Nuts about sustainability: meet Olam’s experts helping to reimagine healthy ecosystems
In conversation with Burcu Turkay, Global Sustainability Manager, Olam Edible Nuts...
Having previously worked for Amnesty International, Burcu’s focus has expanded from human rights to the gamut of sustainable development issues including deforestation, water-use and even bee management. Find out how her journey has helped prepare her to design and lead sustainability campaigns for Olam’s Edible Nuts business, which has won her recognition internally and from major customers and development agencies.
What prompted your move from an NGO to a global agribusiness?
First, I must say the agriculture world took me by surprise! While I had worked with companies on issues like greenhouse gas emissions and land rehabilitation previously, I had no direct experience in this sector. Today, I am glad to say that I have grown to be much more knowledgeable about the sector, especially in Edible Nuts, from hazelnuts to cashews and almonds, to superfoods like quinoa and chia seeds.
Many companies had CSR departments, but they didn’t know where to focus, whereas many NGOs have many projects but no resources. Olam offered a unique opportunity – where it had a clear commitment to sustainability and to collaboration with all stakeholders. For me, sustainability was something I have been passionate about all my life, so this was important.
What are some of the biggest misconceptions that people have about what you do?
Much of the conversation around edible nuts revolves around issues like deforestation, water and child labour. Olam’s approach is never to say that these challenges don’t exist – but to design our programmes to mitigate and address the risks as much as possible.
We are glad that most customers know the reality on the ground and are willing to be a part of the solution. On our part, we make sure our products are traceable with different monitoring solutions in place, such as AtSource. We do a lot of work with other different stakeholders, from universities to NGOs, on research and action plans against these risks; these are verified and audited by independent parties.
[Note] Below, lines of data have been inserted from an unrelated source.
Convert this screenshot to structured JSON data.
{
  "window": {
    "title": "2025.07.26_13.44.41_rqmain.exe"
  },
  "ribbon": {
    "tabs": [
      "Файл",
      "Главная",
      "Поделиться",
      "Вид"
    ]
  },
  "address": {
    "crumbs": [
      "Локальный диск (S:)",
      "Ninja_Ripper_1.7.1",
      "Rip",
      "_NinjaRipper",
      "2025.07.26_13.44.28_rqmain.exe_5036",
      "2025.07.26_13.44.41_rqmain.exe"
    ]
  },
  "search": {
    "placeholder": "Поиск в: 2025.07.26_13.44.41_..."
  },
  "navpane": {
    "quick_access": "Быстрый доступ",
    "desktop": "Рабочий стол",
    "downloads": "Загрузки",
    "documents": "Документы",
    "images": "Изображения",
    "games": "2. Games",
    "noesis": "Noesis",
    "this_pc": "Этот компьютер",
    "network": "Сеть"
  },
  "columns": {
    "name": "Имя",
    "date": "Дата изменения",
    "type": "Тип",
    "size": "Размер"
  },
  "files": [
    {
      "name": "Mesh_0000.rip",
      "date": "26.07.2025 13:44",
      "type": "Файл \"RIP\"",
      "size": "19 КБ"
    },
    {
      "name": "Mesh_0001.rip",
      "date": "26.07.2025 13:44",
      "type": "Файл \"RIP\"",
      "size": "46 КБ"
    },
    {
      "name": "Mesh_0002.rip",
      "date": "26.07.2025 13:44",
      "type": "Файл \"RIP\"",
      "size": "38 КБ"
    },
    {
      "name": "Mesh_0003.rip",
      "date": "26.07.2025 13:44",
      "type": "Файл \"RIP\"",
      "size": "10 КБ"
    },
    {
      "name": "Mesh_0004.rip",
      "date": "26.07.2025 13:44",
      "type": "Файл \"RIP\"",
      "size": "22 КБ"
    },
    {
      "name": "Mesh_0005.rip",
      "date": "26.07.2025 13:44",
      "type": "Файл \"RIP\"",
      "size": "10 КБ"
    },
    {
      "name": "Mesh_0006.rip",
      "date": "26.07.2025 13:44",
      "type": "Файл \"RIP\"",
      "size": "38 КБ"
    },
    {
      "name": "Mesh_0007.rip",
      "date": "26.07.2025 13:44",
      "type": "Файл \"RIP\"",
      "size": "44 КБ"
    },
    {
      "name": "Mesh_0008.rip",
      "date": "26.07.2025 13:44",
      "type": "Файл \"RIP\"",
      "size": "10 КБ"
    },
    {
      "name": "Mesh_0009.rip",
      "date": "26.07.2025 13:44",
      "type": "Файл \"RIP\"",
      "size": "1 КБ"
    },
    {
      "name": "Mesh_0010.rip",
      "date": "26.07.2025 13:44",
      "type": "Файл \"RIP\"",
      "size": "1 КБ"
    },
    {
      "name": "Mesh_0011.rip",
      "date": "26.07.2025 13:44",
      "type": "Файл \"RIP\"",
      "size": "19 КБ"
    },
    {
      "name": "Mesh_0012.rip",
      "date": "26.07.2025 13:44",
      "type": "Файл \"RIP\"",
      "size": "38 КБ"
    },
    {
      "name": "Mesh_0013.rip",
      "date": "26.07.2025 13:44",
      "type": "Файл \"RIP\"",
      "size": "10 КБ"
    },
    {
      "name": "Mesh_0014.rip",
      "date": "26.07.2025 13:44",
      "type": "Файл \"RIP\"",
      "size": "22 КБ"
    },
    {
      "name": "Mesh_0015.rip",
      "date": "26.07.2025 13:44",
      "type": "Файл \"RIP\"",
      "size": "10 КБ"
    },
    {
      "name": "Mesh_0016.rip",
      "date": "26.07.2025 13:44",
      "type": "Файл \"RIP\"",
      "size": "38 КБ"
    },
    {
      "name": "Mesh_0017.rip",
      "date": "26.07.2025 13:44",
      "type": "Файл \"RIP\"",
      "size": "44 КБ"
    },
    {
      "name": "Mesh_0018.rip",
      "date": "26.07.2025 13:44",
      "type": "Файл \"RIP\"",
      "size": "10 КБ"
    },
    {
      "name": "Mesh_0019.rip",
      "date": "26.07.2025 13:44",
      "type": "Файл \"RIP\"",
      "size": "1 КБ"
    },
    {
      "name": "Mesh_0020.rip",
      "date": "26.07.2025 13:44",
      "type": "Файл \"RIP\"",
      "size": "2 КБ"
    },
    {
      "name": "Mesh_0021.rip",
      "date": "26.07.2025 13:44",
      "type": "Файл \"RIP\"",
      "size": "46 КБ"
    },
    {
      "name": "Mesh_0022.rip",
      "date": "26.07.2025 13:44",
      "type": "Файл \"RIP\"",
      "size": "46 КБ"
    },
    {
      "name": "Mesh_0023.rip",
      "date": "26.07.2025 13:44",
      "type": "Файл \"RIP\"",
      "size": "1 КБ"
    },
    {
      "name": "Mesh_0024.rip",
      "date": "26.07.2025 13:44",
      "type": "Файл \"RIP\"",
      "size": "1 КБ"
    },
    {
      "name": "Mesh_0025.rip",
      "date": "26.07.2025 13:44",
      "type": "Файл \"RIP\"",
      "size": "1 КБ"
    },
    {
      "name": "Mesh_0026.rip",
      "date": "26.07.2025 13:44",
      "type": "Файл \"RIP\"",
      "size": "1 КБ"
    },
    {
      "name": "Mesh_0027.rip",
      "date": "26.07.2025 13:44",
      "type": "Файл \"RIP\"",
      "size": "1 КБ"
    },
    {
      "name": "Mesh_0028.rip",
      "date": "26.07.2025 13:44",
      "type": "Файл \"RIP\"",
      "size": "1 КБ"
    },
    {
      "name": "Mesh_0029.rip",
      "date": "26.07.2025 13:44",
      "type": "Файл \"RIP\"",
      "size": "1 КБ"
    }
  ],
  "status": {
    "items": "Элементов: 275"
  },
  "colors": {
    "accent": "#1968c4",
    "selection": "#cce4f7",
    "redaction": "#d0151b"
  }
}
What was an unexpected challenge for you?
Confronting major sustainability issues in edible nuts aside, time zones can be tricky.
I’m based in Istanbul. In the morning, I’ll be speaking to the local sustainability team to get a download on their daily programme. Around lunch time, other parts of Europe start their day, and I’ll be speaking to the global sustainability team. I will also speak to my cashew colleagues in Africa and have calls with the Ivory Coast team around that time.
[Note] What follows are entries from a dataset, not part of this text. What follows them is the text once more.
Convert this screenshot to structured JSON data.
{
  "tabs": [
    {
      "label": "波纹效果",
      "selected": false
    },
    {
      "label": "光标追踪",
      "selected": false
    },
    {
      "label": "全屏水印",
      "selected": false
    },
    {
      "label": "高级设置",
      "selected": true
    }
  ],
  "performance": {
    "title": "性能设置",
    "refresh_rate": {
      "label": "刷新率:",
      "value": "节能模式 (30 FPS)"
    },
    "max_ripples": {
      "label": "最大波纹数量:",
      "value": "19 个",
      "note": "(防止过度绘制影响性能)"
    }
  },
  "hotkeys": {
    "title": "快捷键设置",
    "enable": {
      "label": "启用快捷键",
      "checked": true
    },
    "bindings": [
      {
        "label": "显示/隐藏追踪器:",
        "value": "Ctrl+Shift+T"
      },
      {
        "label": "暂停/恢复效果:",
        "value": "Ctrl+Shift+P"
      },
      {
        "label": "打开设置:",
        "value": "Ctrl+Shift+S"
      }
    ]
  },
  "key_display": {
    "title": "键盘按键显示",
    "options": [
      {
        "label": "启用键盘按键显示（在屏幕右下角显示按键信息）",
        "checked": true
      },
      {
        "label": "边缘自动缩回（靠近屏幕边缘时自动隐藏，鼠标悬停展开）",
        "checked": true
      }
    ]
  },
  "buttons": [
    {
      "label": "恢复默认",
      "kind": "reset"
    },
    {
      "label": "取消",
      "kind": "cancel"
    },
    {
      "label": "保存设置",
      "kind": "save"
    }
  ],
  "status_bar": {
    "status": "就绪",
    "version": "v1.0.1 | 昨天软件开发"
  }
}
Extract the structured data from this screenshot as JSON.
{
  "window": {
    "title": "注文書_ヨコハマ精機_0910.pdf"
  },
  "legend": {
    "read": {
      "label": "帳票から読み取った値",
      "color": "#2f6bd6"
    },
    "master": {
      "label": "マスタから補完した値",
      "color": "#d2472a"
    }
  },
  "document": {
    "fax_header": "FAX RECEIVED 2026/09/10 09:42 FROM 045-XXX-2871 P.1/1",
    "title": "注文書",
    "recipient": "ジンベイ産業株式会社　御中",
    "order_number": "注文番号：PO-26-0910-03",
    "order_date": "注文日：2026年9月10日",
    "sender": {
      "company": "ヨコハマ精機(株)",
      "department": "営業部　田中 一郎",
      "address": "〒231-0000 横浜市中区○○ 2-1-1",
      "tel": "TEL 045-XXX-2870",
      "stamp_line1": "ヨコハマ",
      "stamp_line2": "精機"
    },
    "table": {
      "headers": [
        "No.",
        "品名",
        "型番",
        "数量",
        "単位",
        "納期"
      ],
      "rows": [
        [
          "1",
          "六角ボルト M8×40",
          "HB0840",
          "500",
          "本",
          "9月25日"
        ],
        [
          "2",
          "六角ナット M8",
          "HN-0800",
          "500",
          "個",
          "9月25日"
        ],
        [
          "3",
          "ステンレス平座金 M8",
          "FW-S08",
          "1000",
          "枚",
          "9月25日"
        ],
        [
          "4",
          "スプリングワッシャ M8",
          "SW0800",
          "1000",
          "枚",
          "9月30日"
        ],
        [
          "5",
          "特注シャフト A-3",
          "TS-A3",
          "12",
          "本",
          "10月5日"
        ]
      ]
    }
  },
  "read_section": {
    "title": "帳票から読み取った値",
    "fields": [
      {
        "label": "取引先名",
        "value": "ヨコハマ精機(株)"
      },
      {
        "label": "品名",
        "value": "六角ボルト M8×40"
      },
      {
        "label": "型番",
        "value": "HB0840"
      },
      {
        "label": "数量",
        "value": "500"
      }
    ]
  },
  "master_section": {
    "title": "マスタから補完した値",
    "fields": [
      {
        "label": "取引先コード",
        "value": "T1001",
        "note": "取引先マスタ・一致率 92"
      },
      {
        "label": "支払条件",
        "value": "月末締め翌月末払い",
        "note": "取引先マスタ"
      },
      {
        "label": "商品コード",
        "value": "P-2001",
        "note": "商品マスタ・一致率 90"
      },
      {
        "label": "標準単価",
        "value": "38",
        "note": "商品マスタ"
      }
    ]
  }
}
Later in the afternoon, Latin America wakes up and we’ll discuss superfoods like quinoa and chia smallholder farmers as well as organic programmes. In the evening, US wakes and I’ll be talking to the almond team.
Best part of your job?
There are too many to list. Seeing the real impact on the ground from our programmes is truly life changing. Nothing beats seeing the smiles on the faces of farmers who have benefited from our work. Every so often when I visit our smallholders, they welcome you into their homes with open arms and never want you to leave.
I have been to places I never expected to set foot in, which greatly enriched my life experience. I had never seen a cacao fruit until I joined Olam – they look more like melons really! I never knew how strong our women farmers could be. I have cried from visiting our onion factory in California. I could go on.
Being part of the Re-imagineers programme was one of the most exciting things I have ever done at Olam. Organising the workshops in Turkey gave me the opportunity to interact with employees across departments, from factories to offices. Besides generating new ideas, these workshops allowed us to form lasting connections. The continuous thinking and creating at Olam as well as its values and entrepreneurial spirit has allowed me to develop greatly as an individual.
“You can do good working in the right company”
How do others become the expert that you are today?
There are many Greta Thunbergs out there. You are never too young to start caring about the environment, your fellow people and nature. A broad knowledge in the social sciences will help greatly, but there will be a need to ramp up on technical knowledge as well. What really matters is that you believe in sustainability and are energised and motivated by it.